  • Taking immediate steps to stabilize the individual health insurance marketplaces. This must include supporting the following proposals:
    • Guaranteeing payments to insurers for cost-sharing subsidies, which help many entrepreneurs and small business employees afford health coverage. This can be done by passing bipartisan legislation sponsored by Senators Alexander and Murray that would ensure the payments through 2019 and add $100 million in funding for outreach and enrollment activities throughout the 2018 and 2019 enrollment periods.
    • Strengthening, not weakening, the current system of subsidies that has enabled many entrepreneurs to build their businesses without fear that they might lose their healthcare.
    • Improving existing healthcare markets so insurers can be profitable and competitive as part of a robust healthcare system. This includes strengthening risk adjustment for carriers in order to keep costs down for consumers and incentivize insurers to remain in the federal health insurance marketplaces. Additionally, lawmakers should create a reinsurance program, which would help stabilize premiums in the individual marketplaces by providing support for insurers facing high financial losses. Senators Collins and Nelson have proposed bipartisan legislation that would provide $4.5 billion in reinsurance funding over 2018 and 2019 to help lower insurance premiums by compensating insurers for their most expensive customers.
    • Reinstating the ACA’s risk corridor program to help protect against carriers overpricing or underpricing their products to keep premiums low and insurance markets sustainable.
    • Supporting efforts to encourage younger and healthier Americans to enroll in health insurance to maintain balanced risk pools, particularly in light of the repeal of the individual mandate penalty.
  • Strengthening the small group market so small employers can access affordable coverage and robust options. This includes:  
    • Opposing efforts to authorize association health plans (AHPs), which would encourage younger, healthier groups to purchase inadequate coverage, thus increasing costs for most of the small group market and potentially cause a death spiral. 
    • Simplifying and expanding the small business tax credit so more small businesses can afford to offer coverage to their employees.
  • Continuing to expand Medicaid, a program that has provided coverage to 14 million more Americans under the ACA, including nearly two million small business employees who gained coverage under Medicaid expansion.
  • Providing additional options for consumers in counties that have few or no participating insurers in the ACA marketplaces by allowing them to purchase plans through the Federal Employee Health Benefits Program (FEHPB).
  • Promoting robust enrollment marketing and outreach and reinstating the November 15-February 15 enrollment period. This would ensure entrepreneurs and small business employees have the information and time needed to enroll in the individual marketplaces.
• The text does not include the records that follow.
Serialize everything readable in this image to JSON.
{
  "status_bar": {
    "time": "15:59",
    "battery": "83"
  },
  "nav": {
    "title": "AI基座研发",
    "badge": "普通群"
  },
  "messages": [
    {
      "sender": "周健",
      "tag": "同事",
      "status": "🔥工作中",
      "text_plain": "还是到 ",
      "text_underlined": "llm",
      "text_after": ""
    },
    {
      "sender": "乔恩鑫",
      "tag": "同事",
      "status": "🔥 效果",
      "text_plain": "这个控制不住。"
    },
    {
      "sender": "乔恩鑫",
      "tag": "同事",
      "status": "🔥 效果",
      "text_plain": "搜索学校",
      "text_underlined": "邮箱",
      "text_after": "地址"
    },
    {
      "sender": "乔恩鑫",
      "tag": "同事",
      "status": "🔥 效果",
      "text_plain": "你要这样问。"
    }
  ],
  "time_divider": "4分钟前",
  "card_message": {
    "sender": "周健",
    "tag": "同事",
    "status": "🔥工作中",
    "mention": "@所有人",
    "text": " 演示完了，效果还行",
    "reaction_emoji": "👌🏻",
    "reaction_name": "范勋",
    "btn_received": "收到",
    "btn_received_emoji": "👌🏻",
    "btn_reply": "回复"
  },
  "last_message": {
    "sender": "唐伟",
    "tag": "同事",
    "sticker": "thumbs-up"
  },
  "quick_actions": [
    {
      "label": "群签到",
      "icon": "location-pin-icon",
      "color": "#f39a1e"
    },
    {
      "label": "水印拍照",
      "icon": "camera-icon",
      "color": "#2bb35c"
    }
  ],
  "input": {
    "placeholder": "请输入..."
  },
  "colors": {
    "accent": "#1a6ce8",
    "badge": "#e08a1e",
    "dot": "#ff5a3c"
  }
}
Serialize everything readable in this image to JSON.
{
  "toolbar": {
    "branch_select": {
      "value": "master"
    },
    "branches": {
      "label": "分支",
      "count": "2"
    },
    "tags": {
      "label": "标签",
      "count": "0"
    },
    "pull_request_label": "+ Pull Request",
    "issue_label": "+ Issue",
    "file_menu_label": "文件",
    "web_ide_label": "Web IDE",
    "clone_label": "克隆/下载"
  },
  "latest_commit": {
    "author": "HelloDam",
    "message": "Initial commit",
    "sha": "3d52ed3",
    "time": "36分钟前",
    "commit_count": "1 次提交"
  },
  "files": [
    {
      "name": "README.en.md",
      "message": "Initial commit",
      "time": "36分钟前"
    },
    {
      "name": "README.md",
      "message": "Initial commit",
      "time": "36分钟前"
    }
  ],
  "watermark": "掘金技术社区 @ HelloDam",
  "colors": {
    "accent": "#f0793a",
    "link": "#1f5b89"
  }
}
  • Passing healthcare tax equity for the self-employed so that freelancers can deduct their healthcare expenses from their FICA tax obligations—just like other business entities.
  • Addressing the rising cost of prescription drugs—including allowing Medicare to negotiate prices with drug companies—as these costs are hurting small business owners' bottom lines.
  • Enacting delivery system reforms to ensure healthcare is provided in the most efficient and affordable way possible. This includes the following principles:
    • Ensuring providers are compensated on value rather than volume.
    • Creating more transparency on pricing and quality to allow patients to make informed decisions about where they receive care, which will benefit the healthcare system overall.
    • Using new technology to improve outcomes and lower costs
  • Restoring full funding for the Prevention & Public Health Fund—a program established by the ACA that helps contain healthcare costs, making it easier for small businesses to offer health coverage.
  • Ensuring access to reproductive healthcare and birth control, which is critical to women entrepreneurs as they launch and grow their businesses.